|October 13 email sent from Montgomery County Council|
government email system urging recipients to vote against
citizen-proposed ballot questions
Montgomery County residents have been receiving frequent emails from County Council members in recent weeks urging them to vote against ballot questions proposed by County residents. Just one problem: these spam political campaign emails are paid for by you, the taxpayer. If a politician wishes to campaign against a ballot question, they can form a new campaign entity or use their own campaign funds, but they cannot use taxpayer funds. This use of taxpayer-funded government email systems for political campaigning should be reviewed by the Maryland Board of Elections, and the Inspector General's office.
I personally have received two of these emails in just the last two days from Councilmembers Andrew Friedson (D - District 1) and Hans Riemer (D - At-Large). I've previously received several emails from their same government accounts, which also urged me to vote against Questions B and D. The shady and illegal tactic is simply one more reason voters should vote FOR Questions B and D, and AGAINST Questions A and C.
|The October 13 County government-sent email illegally urges|
recipients to vote a certain way on ballot questions
The taxpayer-funded spam email blitz is only the newest unethical tactic the Council has deployed against citizen efforts to chip away at its authoritarian power. While the citizen-petitioned ballot questions each received the support of nearly 20,000 Montgomery County residents who signed the petitions, the Montgomery County Council placed its own deceptive ballot questions with no public, democratic process.
Content in years past to wage expensive campaigns against citizen ballot questions, the Council upped the ante and the corruption this year. With no advance warning or public process, the Council simply gaveled two identically-worded poison pill questions onto the ballot at a virtual online meeting. The scheme is intended to fool voters into voting "Yes" on all four. Legal experts have advised that if all four ballot questions are approved, they will cancel each other out, and none of the changes citizens sought will take place.
|Fine print at bottom of email confirms it|
was sent "on behalf of Montgomery County, Maryland Government"

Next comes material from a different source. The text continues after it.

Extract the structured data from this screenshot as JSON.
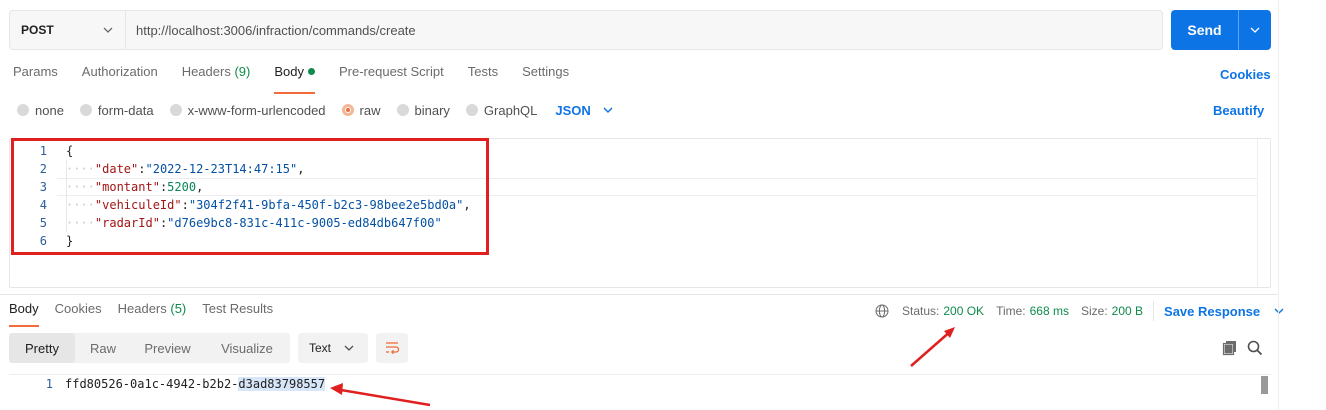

Question B would eliminate the Council's ability to override the existing property tax cap, as they did in 2016 to slam homeowners with a 9% property tax increase, to cover for their mismanagement of the County budget. Question D would eliminate the At-Large seats on the Council, and reorder the Council into 9 smaller districts. Questions A and C are the Council's poison pill questions that mimic the language of B and D.
|Fine print also declares the email "is part of|
the Council's newsletter software," a taxpayer-funded
government communications platform
Making taxpayers fund their corrupt schemes is nothing new for the Montgomery County Council. My investigation in 2018 found that Councilmember Hans Riemer was charging taxpayers to fund both a political website (even though each councilmember already gets a free, taxpayer-funded website on the Council's website), and to pay for his gas when he traveled to private meetings with his campaign donors.